digital samples of data into the public domain at breakneck speeds. This high-quality data measures the
‘omics of diseases, drugs, cell lines, model organisms, etc. across the complete gamut of experimental factors
and conditions. The importance of these digital samples of data is further illustrated in linked peer-reviewed
publications that demonstrate its scientific value. However, meta-data for digital samples is recorded as free
text without biocuration necessary for in-depth downstream scientific inquiry.
Deep learning is revolutionary machine intelligence paradigm that allows for an algorithm to program
itself thereby removing the need to explicitly specify rules or logic. Whereas physicians / scientists once
needed to first understand a problem to program computers to solve it, deep learning algorithms optimally tune
themselves to solve problems. Given enough example data to train on, deep learning machine intelligence
outperform humans on a variety of tasks. Today, deep learning is state-of-the-art performance for image
classification, and, most importantly for this proposal, for natural language processing.
This proposal is about engineering Crowd Assisted Deep Learning (CrADLe) machine intelligence to
rapidly scale the digital curation of public digital samples. We will first use our NIH BD2K-funded Search Tag
Analyze Resource for Gene Expression Omnibus (STARGEO.org) to crowd-source human annotation of open
digital samples. We will then develop and train deep learning algorithms for STARGEO digital curation based
on learning the associated free text meta-data each digital sample. Given the ongoing deluge of biomedical
data in the public domain, CrADLe may perhaps be the only way to scale the digital curation towards a
precision medicine ideal.
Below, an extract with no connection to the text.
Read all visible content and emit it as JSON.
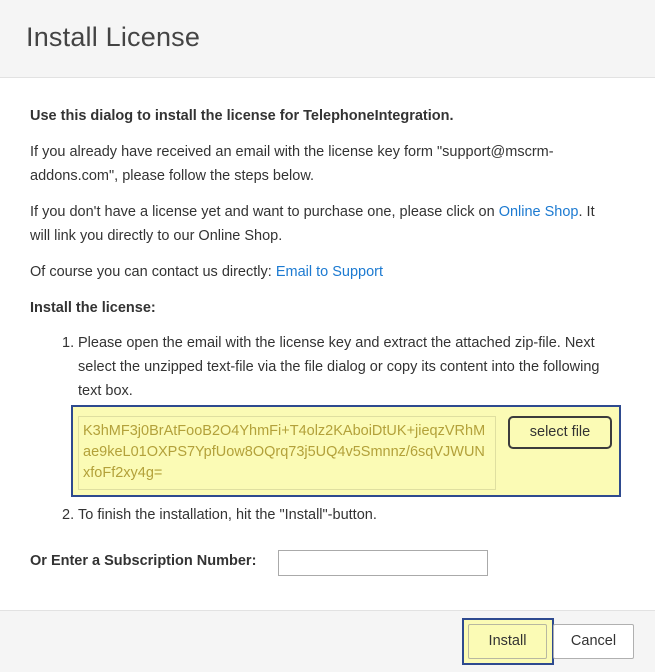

Finally, we will demonstrate the biological utility to leverage CrADLe for digital curation with two large-
scale and independent molecular datasets in: 1) The Cancer Genome Atlas (TCGA), and 2) The Accelerating
Medicines Partnership-Alzheimer’s Disease (AMP-AD). We posit that CrADLe digital curation of open samples
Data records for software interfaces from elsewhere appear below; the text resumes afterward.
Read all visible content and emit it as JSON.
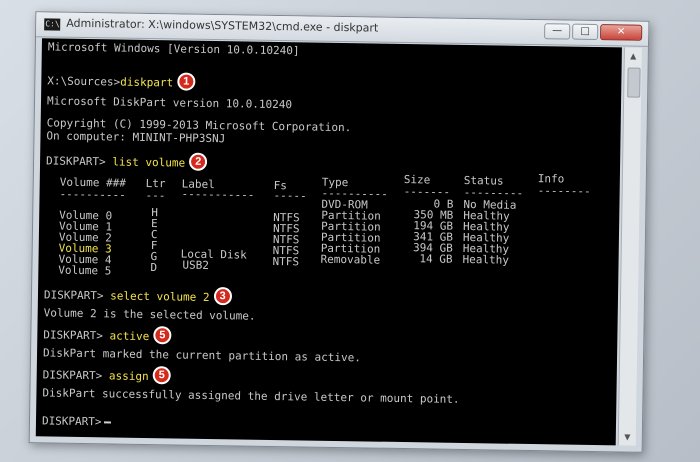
{
  "window": {
    "title": "Administrator: X:\\windows\\SYSTEM32\\cmd.exe - diskpart",
    "icon_label": "C:\\",
    "minimize_icon": "minimize-icon",
    "maximize_icon": "maximize-icon",
    "close_icon": "close-icon"
  },
  "console": {
    "lines": {
      "version": "Microsoft Windows [Version 10.0.10240]",
      "prompt1": "X:\\Sources>",
      "cmd1": "diskpart",
      "dp_version": "Microsoft DiskPart version 10.0.10240",
      "copyright": "Copyright (C) 1999-2013 Microsoft Corporation.",
      "computer": "On computer: MININT-PHP3SNJ",
      "prompt2": "DISKPART>",
      "cmd2": "list volume",
      "prompt3": "DISKPART>",
      "cmd3": "select volume 2",
      "selected_msg": "Volume 2 is the selected volume.",
      "prompt4": "DISKPART>",
      "cmd4": "active",
      "active_msg": "DiskPart marked the current partition as active.",
      "prompt5": "DISKPART>",
      "cmd5": "assign",
      "assign_msg": "DiskPart successfully assigned the drive letter or mount point.",
      "prompt6": "DISKPART>"
    },
    "badges": {
      "b1": "1",
      "b2": "2",
      "b3": "3",
      "b4": "5",
      "b5": "5"
    },
    "volume_table": {
      "headers": {
        "volume": "Volume ###",
        "ltr": "Ltr",
        "label": "Label",
        "fs": "Fs",
        "type": "Type",
        "size": "Size",
        "status": "Status",
        "info": "Info"
      },
      "separators": {
        "volume": "----------",
        "ltr": "---",
        "label": "-----------",
        "fs": "-----",
        "type": "----------",
        "size": "-------",
        "status": "---------",
        "info": "--------"
      },
      "rows": [
        {
          "volume": "",
          "ltr": "",
          "label": "",
          "fs": "",
          "type": "DVD-ROM",
          "size": "0 B",
          "status": "No Media"
        },
        {
          "volume": "Volume 0",
          "ltr": "H",
          "label": "",
          "fs": "NTFS",
          "type": "Partition",
          "size": "350 MB",
          "status": "Healthy"
        },
        {
          "volume": "Volume 1",
          "ltr": "E",
          "label": "",
          "fs": "NTFS",
          "type": "Partition",
          "size": "194 GB",
          "status": "Healthy"
        },
        {
          "volume": "Volume 2",
          "ltr": "C",
          "label": "",
          "fs": "NTFS",
          "type": "Partition",
          "size": "341 GB",
          "status": "Healthy"
        },
        {
          "volume": "Volume 3",
          "ltr": "F",
          "label": "",
          "fs": "NTFS",
          "type": "Partition",
          "size": "394 GB",
          "status": "Healthy"
        },
        {
          "volume": "Volume 4",
          "ltr": "G",
          "label": "Local Disk",
          "fs": "NTFS",
          "type": "Removable",
          "size": "14 GB",
          "status": "Healthy"
        },
        {
          "volume": "Volume 5",
          "ltr": "D",
          "label": "USB2",
          "fs": "",
          "type": "",
          "size": "",
          "status": ""
        }
      ]
    }
  },
  "colors": {
    "console_bg": "#000000",
    "console_text": "#c8c8c8",
    "command_highlight": "#f2e24a",
    "badge_red": "#d42a1e"
  }
}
will augment these two distinct disease projects with a host big data to fuel the discovery of potential biomarker
and gene targets. Therefore, successful funding and completion of this work may greatly reduce the burden of
disease on patients by enhancing the efficiency and effectiveness of digital curation for biomedical big data.